First there was the Netbook
Before Apple Inc. (NASDAQ:AAPL) launched the iPad, the big craze in the PC market was the netbook. The draw was a mixture of small size, cheap price, and the use of solid state storage, which allowed for quick performance. Netbooks were perfect for someone who wanted a stripped down computer.
When the iPad came out, however, it quickly replaced the need for what amounted to tiny computers. As more tablets have hit the market, PC sales have been in a broad-based decline for more than a year and netbooks have fallen out of the limelight.
Only the Chromebook seems to be bucking that trend. The device has been on the market since 2011 and, according to Gartner research, has seen its market share about double over the past year. Although a low price is a key selling point, so, too, is convenience.
Like an iPad, Chromebooks are updated over the Internet automatically. Updating a Microsoft Corporation (NASDAQ:MSFT) Windows-based machine is hard to describe as automatic or easy. People like easy.
Easy is good
Apple Inc. (NASDAQ:AAPL) long ago realized that making its products work right out of the box was vital to its success. It focused on ease of use and found converts along the way.
Although Apple Inc. (NASDAQ:AAPL) will never partner with Google Inc (NASDAQ:GOOG) to launch a Chromebook, it could very well try to make a similar offering built off of its iPad OS. Such a move would fit well with the company’s penchant for building easy-to-use products and its need to come out with a new product offering to keep sales heading higher.
Even if Apple Inc. (NASDAQ:AAPL) doesn’t bring out a competing product, it still has a lock on the easy angle. That’s been an important part of the company’s impressive top and bottom line growth over the past decade, with sales going from $6 billion to $156 billion and earnings skyrocketing to over $44 a share from a meager $0.10.

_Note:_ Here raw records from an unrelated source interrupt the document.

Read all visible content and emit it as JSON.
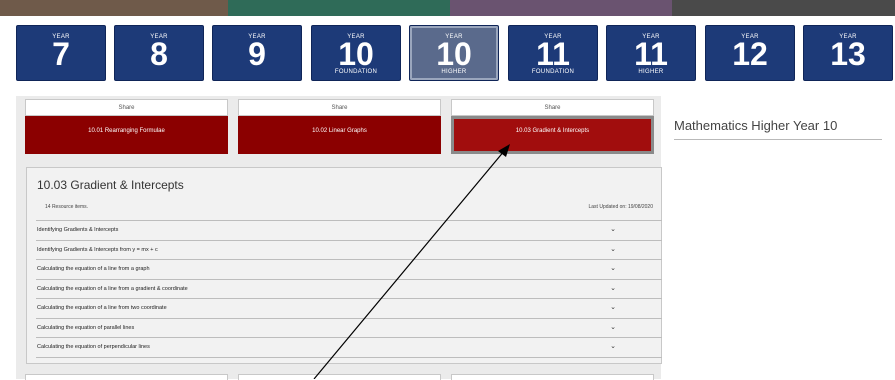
{
  "banner": {
    "colors": [
      "#6f5a4a",
      "#2f6b58",
      "#6a5370",
      "#4a4a4a"
    ]
  },
  "years": [
    {
      "prefix": "YEAR",
      "number": "7",
      "sub": ""
    },
    {
      "prefix": "YEAR",
      "number": "8",
      "sub": ""
    },
    {
      "prefix": "YEAR",
      "number": "9",
      "sub": ""
    },
    {
      "prefix": "YEAR",
      "number": "10",
      "sub": "FOUNDATION"
    },
    {
      "prefix": "YEAR",
      "number": "10",
      "sub": "HIGHER"
    },
    {
      "prefix": "YEAR",
      "number": "11",
      "sub": "FOUNDATION"
    },
    {
      "prefix": "YEAR",
      "number": "11",
      "sub": "HIGHER"
    },
    {
      "prefix": "YEAR",
      "number": "12",
      "sub": ""
    },
    {
      "prefix": "YEAR",
      "number": "13",
      "sub": ""
    }
  ],
  "topics": [
    {
      "share": "Share",
      "label": "10.01 Rearranging Formulae"
    },
    {
      "share": "Share",
      "label": "10.02 Linear Graphs"
    },
    {
      "share": "Share",
      "label": "10.03 Gradient & Intercepts"
    }
  ],
  "panel": {
    "title": "10.03 Gradient & Intercepts",
    "count": "14 Resource items.",
    "updated": "Last Updated on: 19/08/2020",
    "items": [
      "Identifying Gradients & Intercepts",
      "Identifying Gradients & Intercepts from y = mx + c",
      "Calculating the equation of a line from a graph",
      "Calculating the equation of a line from a gradient & coordinate",
      "Calculating the equation of a line from two coordinate",
      "Calculating the equation of parallel lines",
      "Calculating the equation of perpendicular lines"
    ]
  },
  "sidebar": {
    "title": "Mathematics Higher Year 10"
  },
  "colors": {
    "tile": "#1d3a78",
    "topic": "#8b0000",
    "accent": "#a10d0d"
  }
}
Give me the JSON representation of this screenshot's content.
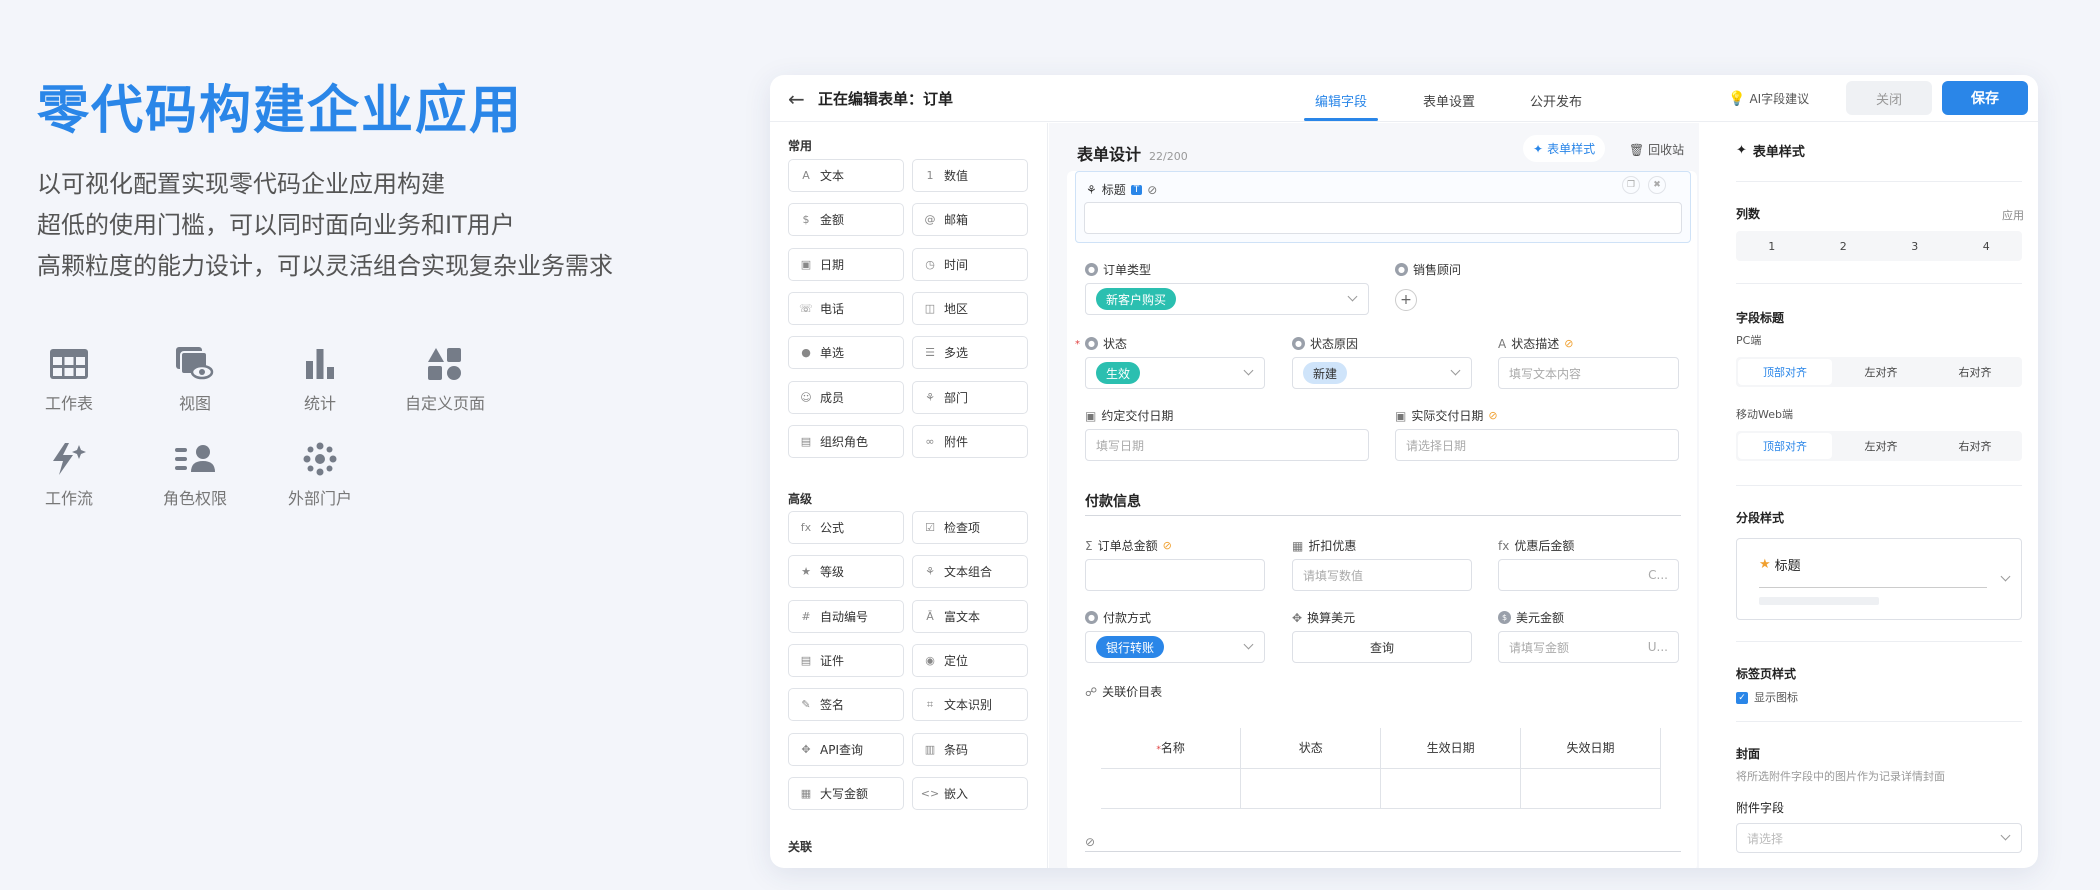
{
  "hero": {
    "title": "零代码构建企业应用",
    "lines": [
      "以可视化配置实现零代码企业应用构建",
      "超低的使用门槛，可以同时面向业务和IT用户",
      "高颗粒度的能力设计，可以灵活组合实现复杂业务需求"
    ],
    "features": [
      {
        "label": "工作表",
        "icon": "table-icon"
      },
      {
        "label": "视图",
        "icon": "view-icon"
      },
      {
        "label": "统计",
        "icon": "bar-chart-icon"
      },
      {
        "label": "自定义页面",
        "icon": "shapes-icon"
      },
      {
        "label": "工作流",
        "icon": "bolt-icon"
      },
      {
        "label": "角色权限",
        "icon": "users-icon"
      },
      {
        "label": "外部门户",
        "icon": "portal-icon"
      }
    ]
  },
  "app": {
    "title": "正在编辑表单：订单",
    "tabs": [
      "编辑字段",
      "表单设置",
      "公开发布"
    ],
    "active_tab": "编辑字段",
    "ai_label": "AI字段建议",
    "close_label": "关闭",
    "save_label": "保存",
    "accent": "#2a86e8"
  },
  "palette": {
    "common_title": "常用",
    "common": [
      [
        "文本",
        "数值"
      ],
      [
        "金额",
        "邮箱"
      ],
      [
        "日期",
        "时间"
      ],
      [
        "电话",
        "地区"
      ],
      [
        "单选",
        "多选"
      ],
      [
        "成员",
        "部门"
      ],
      [
        "组织角色",
        "附件"
      ]
    ],
    "advanced_title": "高级",
    "advanced": [
      [
        "公式",
        "检查项"
      ],
      [
        "等级",
        "文本组合"
      ],
      [
        "自动编号",
        "富文本"
      ],
      [
        "证件",
        "定位"
      ],
      [
        "签名",
        "文本识别"
      ],
      [
        "API查询",
        "条码"
      ],
      [
        "大写金额",
        "嵌入"
      ]
    ],
    "relation_title": "关联"
  },
  "form": {
    "heading": "表单设计",
    "count": "22/200",
    "style_btn": "表单样式",
    "recycle": "回收站",
    "title_field": "标题",
    "order_type": {
      "label": "订单类型",
      "value": "新客户购买",
      "color": "#2bbfb0"
    },
    "sales": {
      "label": "销售顾问"
    },
    "status": {
      "label": "状态",
      "value": "生效",
      "color": "#2bbfb0"
    },
    "status_reason": {
      "label": "状态原因",
      "value": "新建"
    },
    "status_desc": {
      "label": "状态描述",
      "placeholder": "填写文本内容"
    },
    "agreed_date": {
      "label": "约定交付日期",
      "placeholder": "填写日期"
    },
    "actual_date": {
      "label": "实际交付日期",
      "placeholder": "请选择日期"
    },
    "payment_group": "付款信息",
    "total": {
      "label": "订单总金额"
    },
    "discount": {
      "label": "折扣优惠",
      "placeholder": "请填写数值"
    },
    "after": {
      "label": "优惠后金额",
      "suffix": "C..."
    },
    "pay_method": {
      "label": "付款方式",
      "value": "银行转账",
      "color": "#2a86e8"
    },
    "convert": {
      "label": "换算美元",
      "button": "查询"
    },
    "usd": {
      "label": "美元金额",
      "placeholder": "请填写金额",
      "suffix": "U..."
    },
    "price_list": {
      "label": "关联价目表",
      "columns": [
        "名称",
        "状态",
        "生效日期",
        "失效日期"
      ]
    }
  },
  "props": {
    "title": "表单样式",
    "columns_label": "列数",
    "apply": "应用",
    "columns": [
      "1",
      "2",
      "3",
      "4"
    ],
    "field_title": "字段标题",
    "pc": "PC端",
    "mobile": "移动Web端",
    "align": [
      "顶部对齐",
      "左对齐",
      "右对齐"
    ],
    "section_style": "分段样式",
    "section_sample": "标题",
    "tab_style": "标签页样式",
    "show_icon": "显示图标",
    "cover": "封面",
    "cover_desc": "将所选附件字段中的图片作为记录详情封面",
    "attach_field": "附件字段",
    "attach_placeholder": "请选择"
  }
}
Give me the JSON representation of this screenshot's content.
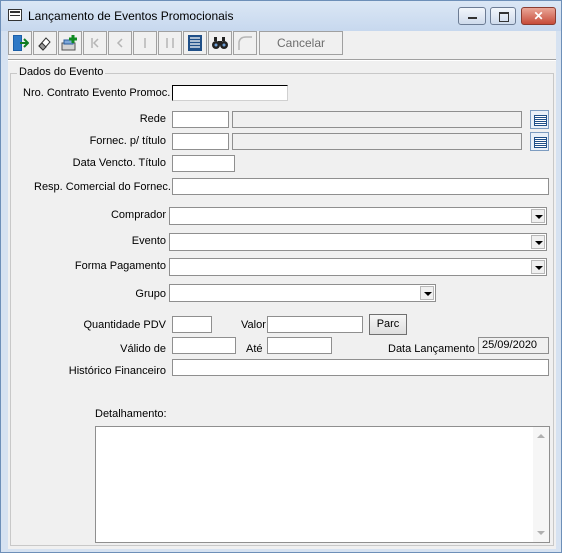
{
  "window": {
    "title": "Lançamento de Eventos Promocionais",
    "minimize_icon": "minimize-icon",
    "maximize_icon": "maximize-icon",
    "close_glyph": "✕"
  },
  "toolbar": {
    "buttons": [
      "exit-icon",
      "eraser-icon",
      "add-record-icon",
      "first-record-icon",
      "previous-record-icon",
      "next-record-icon",
      "last-record-icon",
      "list-icon",
      "binoculars-icon",
      "edit-icon"
    ],
    "cancel_label": "Cancelar"
  },
  "group": {
    "title": "Dados do Evento"
  },
  "form": {
    "nro_contrato_label": "Nro. Contrato Evento Promoc.",
    "rede_label": "Rede",
    "fornec_label": "Fornec. p/ título",
    "data_vencto_label": "Data Vencto. Título",
    "resp_comercial_label": "Resp. Comercial do Fornec.",
    "comprador_label": "Comprador",
    "evento_label": "Evento",
    "forma_pagamento_label": "Forma Pagamento",
    "grupo_label": "Grupo",
    "quantidade_pdv_label": "Quantidade PDV",
    "valor_label": "Valor",
    "parc_button": "Parc",
    "valido_de_label": "Válido de",
    "ate_label": "Até",
    "data_lancamento_label": "Data Lançamento",
    "data_lancamento_value": "25/09/2020",
    "historico_label": "Histórico Financeiro",
    "detalhamento_label": "Detalhamento:"
  }
}
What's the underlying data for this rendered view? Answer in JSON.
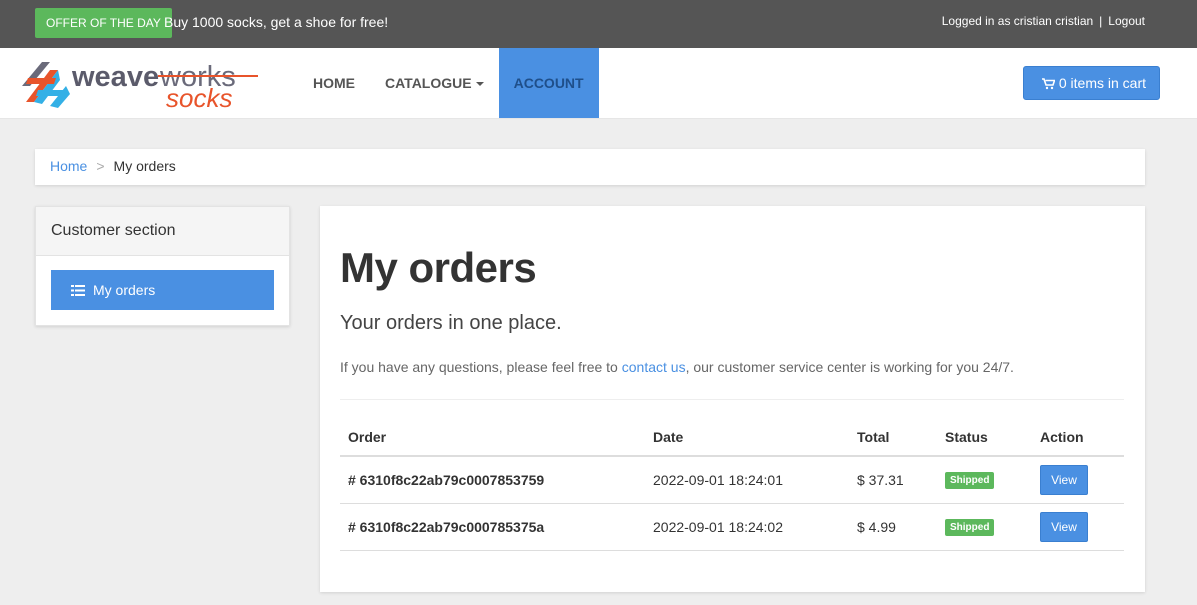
{
  "topbar": {
    "offer_badge": "OFFER OF THE DAY",
    "offer_text": "Buy 1000 socks, get a shoe for free!",
    "logged_in_text": "Logged in as cristian cristian",
    "separator": "|",
    "logout": "Logout"
  },
  "logo": {
    "word1": "weave",
    "word2": "works",
    "word3": "socks"
  },
  "nav": {
    "home": "HOME",
    "catalogue": "CATALOGUE",
    "account": "ACCOUNT",
    "cart": "0 items in cart"
  },
  "breadcrumb": {
    "home": "Home",
    "separator": ">",
    "current": "My orders"
  },
  "sidebar": {
    "title": "Customer section",
    "item": "My orders"
  },
  "main": {
    "title": "My orders",
    "lead": "Your orders in one place.",
    "info_before": "If you have any questions, please feel free to ",
    "info_link": "contact us",
    "info_after": ", our customer service center is working for you 24/7."
  },
  "orders_table": {
    "headers": [
      "Order",
      "Date",
      "Total",
      "Status",
      "Action"
    ],
    "rows": [
      {
        "order": "# 6310f8c22ab79c0007853759",
        "date": "2022-09-01 18:24:01",
        "total": "$ 37.31",
        "status": "Shipped",
        "action": "View"
      },
      {
        "order": "# 6310f8c22ab79c000785375a",
        "date": "2022-09-01 18:24:02",
        "total": "$ 4.99",
        "status": "Shipped",
        "action": "View"
      }
    ]
  },
  "colors": {
    "accent": "#4a90e2",
    "success": "#5cb85c",
    "topbar": "#555555",
    "logo_orange": "#e8542b"
  },
  "icons": {
    "cart": "shopping-cart-icon",
    "list": "list-icon",
    "caret": "caret-down-icon"
  }
}
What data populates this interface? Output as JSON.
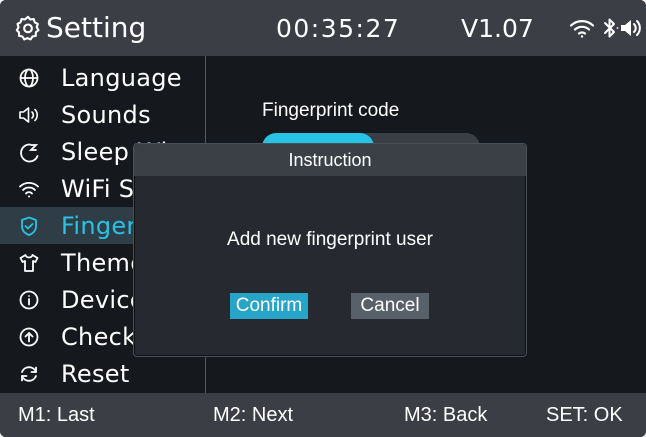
{
  "header": {
    "title": "Setting",
    "clock": "00:35:27",
    "version": "V1.07",
    "icons": [
      "gear-icon",
      "wifi-icon",
      "bluetooth-icon",
      "speaker-icon"
    ]
  },
  "sidebar": {
    "items": [
      {
        "label": "Language",
        "icon": "globe-icon",
        "active": false
      },
      {
        "label": "Sounds",
        "icon": "speaker-icon",
        "active": false
      },
      {
        "label": "Sleep Wi",
        "icon": "sleep-icon",
        "active": false
      },
      {
        "label": "WiFi Se",
        "icon": "wifi-icon",
        "active": false
      },
      {
        "label": "Finger",
        "icon": "shield-icon",
        "active": true
      },
      {
        "label": "Theme",
        "icon": "shirt-icon",
        "active": false
      },
      {
        "label": "Device",
        "icon": "info-icon",
        "active": false
      },
      {
        "label": "Check",
        "icon": "upload-icon",
        "active": false
      },
      {
        "label": "Reset",
        "icon": "reset-icon",
        "active": false
      }
    ]
  },
  "content": {
    "fingerprint_label": "Fingerprint code"
  },
  "dialog": {
    "title": "Instruction",
    "message": "Add new fingerprint user",
    "confirm_label": "Confirm",
    "cancel_label": "Cancel"
  },
  "footer": {
    "m1": "M1:  Last",
    "m2": "M2: Next",
    "m3": "M3:  Back",
    "set": "SET: OK"
  },
  "colors": {
    "accent": "#27c3e6",
    "bar": "#3b3e44",
    "background": "#15181c"
  }
}
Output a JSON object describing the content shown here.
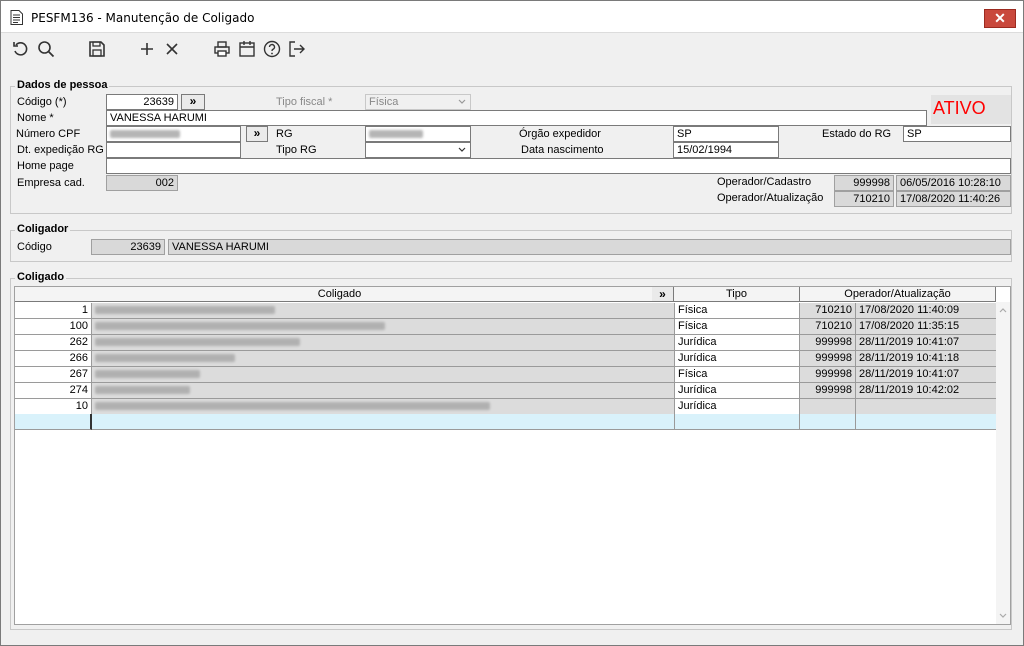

Off around 40% from their highs because of concerns about slowing sales, shares now yield around 2.8%. This could be a good opportunity for growth and income investors to jump aboard a leader in the easy space.